What the task asks — List every line below containing "been".

Items from an interface collection
========================================================================
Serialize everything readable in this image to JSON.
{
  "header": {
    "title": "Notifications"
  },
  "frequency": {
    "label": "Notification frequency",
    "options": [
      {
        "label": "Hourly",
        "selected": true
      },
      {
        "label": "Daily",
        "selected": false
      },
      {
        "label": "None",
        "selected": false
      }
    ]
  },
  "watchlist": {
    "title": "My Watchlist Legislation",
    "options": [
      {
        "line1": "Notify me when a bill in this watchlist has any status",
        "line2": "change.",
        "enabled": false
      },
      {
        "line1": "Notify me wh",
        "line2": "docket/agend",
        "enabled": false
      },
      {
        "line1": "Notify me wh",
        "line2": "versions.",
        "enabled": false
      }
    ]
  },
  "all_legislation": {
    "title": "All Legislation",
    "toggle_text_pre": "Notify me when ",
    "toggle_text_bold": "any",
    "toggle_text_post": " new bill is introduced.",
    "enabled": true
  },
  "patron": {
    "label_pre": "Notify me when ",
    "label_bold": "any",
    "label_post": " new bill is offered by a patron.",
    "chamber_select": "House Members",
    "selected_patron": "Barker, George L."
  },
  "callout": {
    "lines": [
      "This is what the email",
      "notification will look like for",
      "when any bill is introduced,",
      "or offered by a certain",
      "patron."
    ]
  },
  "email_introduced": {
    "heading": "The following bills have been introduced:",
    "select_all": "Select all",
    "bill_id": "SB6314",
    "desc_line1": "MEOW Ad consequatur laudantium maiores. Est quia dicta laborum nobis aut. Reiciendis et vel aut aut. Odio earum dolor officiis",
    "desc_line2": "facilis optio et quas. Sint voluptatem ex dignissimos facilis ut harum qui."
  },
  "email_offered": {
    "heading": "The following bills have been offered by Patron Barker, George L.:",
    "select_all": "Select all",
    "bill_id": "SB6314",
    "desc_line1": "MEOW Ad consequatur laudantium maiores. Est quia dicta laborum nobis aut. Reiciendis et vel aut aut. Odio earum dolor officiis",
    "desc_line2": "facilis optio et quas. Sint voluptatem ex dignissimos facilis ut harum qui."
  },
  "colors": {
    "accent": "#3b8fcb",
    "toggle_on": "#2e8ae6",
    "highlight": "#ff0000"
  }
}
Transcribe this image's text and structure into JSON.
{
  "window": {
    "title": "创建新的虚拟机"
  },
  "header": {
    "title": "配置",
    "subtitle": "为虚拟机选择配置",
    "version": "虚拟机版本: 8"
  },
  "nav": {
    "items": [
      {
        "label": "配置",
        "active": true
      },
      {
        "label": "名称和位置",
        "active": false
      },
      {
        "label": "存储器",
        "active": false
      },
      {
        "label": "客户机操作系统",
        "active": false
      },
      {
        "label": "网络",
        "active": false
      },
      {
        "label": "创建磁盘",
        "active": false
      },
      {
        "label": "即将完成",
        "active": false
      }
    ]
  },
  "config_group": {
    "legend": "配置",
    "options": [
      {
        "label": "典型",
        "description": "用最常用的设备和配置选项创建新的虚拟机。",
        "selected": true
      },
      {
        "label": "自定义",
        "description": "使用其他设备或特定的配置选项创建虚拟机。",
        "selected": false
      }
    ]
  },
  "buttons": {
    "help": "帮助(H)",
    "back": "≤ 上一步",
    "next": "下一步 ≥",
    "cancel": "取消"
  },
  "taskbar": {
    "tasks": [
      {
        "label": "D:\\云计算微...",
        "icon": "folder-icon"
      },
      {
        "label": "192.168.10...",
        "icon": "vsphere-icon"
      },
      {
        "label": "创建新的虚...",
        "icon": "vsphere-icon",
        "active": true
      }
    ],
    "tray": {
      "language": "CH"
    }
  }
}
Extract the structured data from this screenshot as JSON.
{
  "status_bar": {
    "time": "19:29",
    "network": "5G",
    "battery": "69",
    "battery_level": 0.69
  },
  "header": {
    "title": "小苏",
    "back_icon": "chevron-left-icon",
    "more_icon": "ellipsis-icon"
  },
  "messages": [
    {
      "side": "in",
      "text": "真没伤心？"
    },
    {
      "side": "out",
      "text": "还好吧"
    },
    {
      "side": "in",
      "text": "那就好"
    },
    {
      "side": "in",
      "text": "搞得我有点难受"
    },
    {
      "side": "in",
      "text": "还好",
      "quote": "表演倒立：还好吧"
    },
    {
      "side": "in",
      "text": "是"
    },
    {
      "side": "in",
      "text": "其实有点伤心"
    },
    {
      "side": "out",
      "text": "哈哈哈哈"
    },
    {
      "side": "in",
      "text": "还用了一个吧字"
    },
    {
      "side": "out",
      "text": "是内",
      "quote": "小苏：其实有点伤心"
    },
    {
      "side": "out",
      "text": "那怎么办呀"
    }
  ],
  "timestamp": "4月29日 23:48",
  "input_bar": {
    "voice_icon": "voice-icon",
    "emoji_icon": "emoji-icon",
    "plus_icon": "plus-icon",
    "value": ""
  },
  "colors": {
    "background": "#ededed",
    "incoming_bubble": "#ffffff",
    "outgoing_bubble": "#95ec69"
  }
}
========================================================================
Exercise answer —
    "heading": "The following bills have been introduced:",
    "heading": "The following bills have been offered by Patron Barker, George L.:",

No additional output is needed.